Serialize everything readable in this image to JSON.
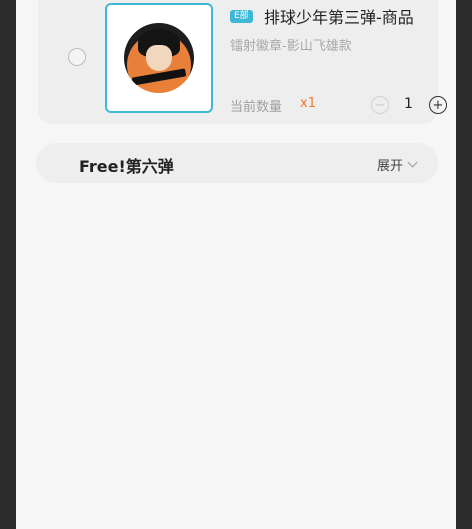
{
  "product": {
    "tag": "E部",
    "title": "排球少年第三弹-商品",
    "subtitle": "镭射徽章-影山飞雄款",
    "qty_label": "当前数量",
    "qty_mult": "x1",
    "stepper_value": "1",
    "stepper_minus": "−",
    "stepper_plus": "+"
  },
  "series": {
    "title": "Free!第六弹",
    "expand_label": "展开"
  },
  "colors": {
    "accent": "#3fb8d8",
    "orange": "#f07a2a"
  },
  "icons": {
    "radio": "radio-circle-icon",
    "minus": "minus-circle-icon",
    "plus": "plus-circle-icon",
    "chevron": "chevron-down-icon"
  }
}
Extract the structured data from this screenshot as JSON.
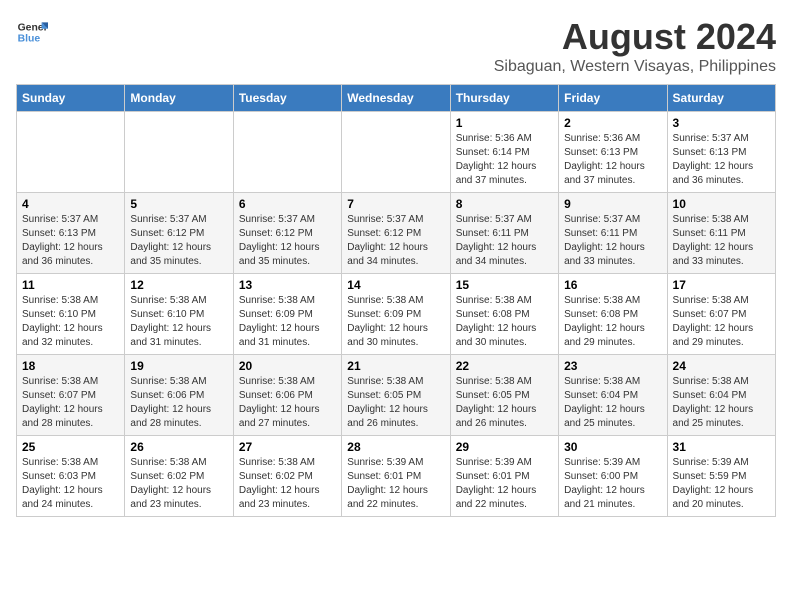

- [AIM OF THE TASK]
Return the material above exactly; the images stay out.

- [ANSWER TO THIS PROBLEM]
Serialize everything readable in this image to JSON.
{
  "product": {
    "tag": "E部",
    "title": "排球少年第三弹-商品",
    "subtitle": "镭射徽章-影山飞雄款",
    "qty_label": "当前数量",
    "qty_mult": "x1",
    "stepper_value": "1",
    "stepper_minus": "−",
    "stepper_plus": "+"
  },
  "series": {
    "title": "Free!第六弹",
    "expand_label": "展开"
  },
  "colors": {
    "accent": "#3fb8d8",
    "orange": "#f07a2a"
  },
  "icons": {
    "radio": "radio-circle-icon",
    "minus": "minus-circle-icon",
    "plus": "plus-circle-icon",
    "chevron": "chevron-down-icon"
  }
}
Extract the structured data from this screenshot as JSON.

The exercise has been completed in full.